(Extracted data)

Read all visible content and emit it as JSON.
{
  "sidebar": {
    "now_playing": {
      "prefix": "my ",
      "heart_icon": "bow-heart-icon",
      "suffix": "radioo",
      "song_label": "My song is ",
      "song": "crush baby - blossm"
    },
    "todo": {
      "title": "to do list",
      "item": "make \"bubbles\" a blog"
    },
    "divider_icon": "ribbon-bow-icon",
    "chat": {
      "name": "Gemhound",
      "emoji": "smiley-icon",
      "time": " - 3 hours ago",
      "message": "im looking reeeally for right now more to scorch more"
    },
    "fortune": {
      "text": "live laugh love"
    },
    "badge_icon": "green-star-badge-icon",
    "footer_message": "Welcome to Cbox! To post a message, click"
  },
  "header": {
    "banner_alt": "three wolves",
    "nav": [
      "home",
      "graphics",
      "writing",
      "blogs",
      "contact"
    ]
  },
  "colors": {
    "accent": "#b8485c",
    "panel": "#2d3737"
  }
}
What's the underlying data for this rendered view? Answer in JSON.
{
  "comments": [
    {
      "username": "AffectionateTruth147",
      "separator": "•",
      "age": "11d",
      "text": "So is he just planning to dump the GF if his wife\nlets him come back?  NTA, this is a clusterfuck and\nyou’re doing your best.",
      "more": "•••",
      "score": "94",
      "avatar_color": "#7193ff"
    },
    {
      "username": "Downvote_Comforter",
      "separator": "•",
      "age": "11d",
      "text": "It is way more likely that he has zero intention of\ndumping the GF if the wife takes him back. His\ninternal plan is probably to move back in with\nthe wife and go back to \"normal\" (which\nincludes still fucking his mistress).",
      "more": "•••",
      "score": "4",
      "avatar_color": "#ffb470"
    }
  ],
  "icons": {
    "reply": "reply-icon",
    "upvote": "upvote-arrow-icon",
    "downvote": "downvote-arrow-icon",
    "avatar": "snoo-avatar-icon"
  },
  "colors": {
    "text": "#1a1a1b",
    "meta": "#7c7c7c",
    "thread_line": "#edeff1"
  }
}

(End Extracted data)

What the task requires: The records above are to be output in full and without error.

Task solution:
Read all visible content and emit it as JSON.
{
  "sidebar": {
    "now_playing": {
      "prefix": "my ",
      "heart_icon": "bow-heart-icon",
      "suffix": "radioo",
      "song_label": "My song is ",
      "song": "crush baby - blossm"
    },
    "todo": {
      "title": "to do list",
      "item": "make \"bubbles\" a blog"
    },
    "divider_icon": "ribbon-bow-icon",
    "chat": {
      "name": "Gemhound",
      "emoji": "smiley-icon",
      "time": " - 3 hours ago",
      "message": "im looking reeeally for right now more to scorch more"
    },
    "fortune": {
      "text": "live laugh love"
    },
    "badge_icon": "green-star-badge-icon",
    "footer_message": "Welcome to Cbox! To post a message, click"
  },
  "header": {
    "banner_alt": "three wolves",
    "nav": [
      "home",
      "graphics",
      "writing",
      "blogs",
      "contact"
    ]
  },
  "colors": {
    "accent": "#b8485c",
    "panel": "#2d3737"
  }
}
What's the underlying data for this rendered view? Answer in JSON.
{
  "comments": [
    {
      "username": "AffectionateTruth147",
      "separator": "•",
      "age": "11d",
      "text": "So is he just planning to dump the GF if his wife\nlets him come back?  NTA, this is a clusterfuck and\nyou’re doing your best.",
      "more": "•••",
      "score": "94",
      "avatar_color": "#7193ff"
    },
    {
      "username": "Downvote_Comforter",
      "separator": "•",
      "age": "11d",
      "text": "It is way more likely that he has zero intention of\ndumping the GF if the wife takes him back. His\ninternal plan is probably to move back in with\nthe wife and go back to \"normal\" (which\nincludes still fucking his mistress).",
      "more": "•••",
      "score": "4",
      "avatar_color": "#ffb470"
    }
  ],
  "icons": {
    "reply": "reply-icon",
    "upvote": "upvote-arrow-icon",
    "downvote": "downvote-arrow-icon",
    "avatar": "snoo-avatar-icon"
  },
  "colors": {
    "text": "#1a1a1b",
    "meta": "#7c7c7c",
    "thread_line": "#edeff1"
  }
}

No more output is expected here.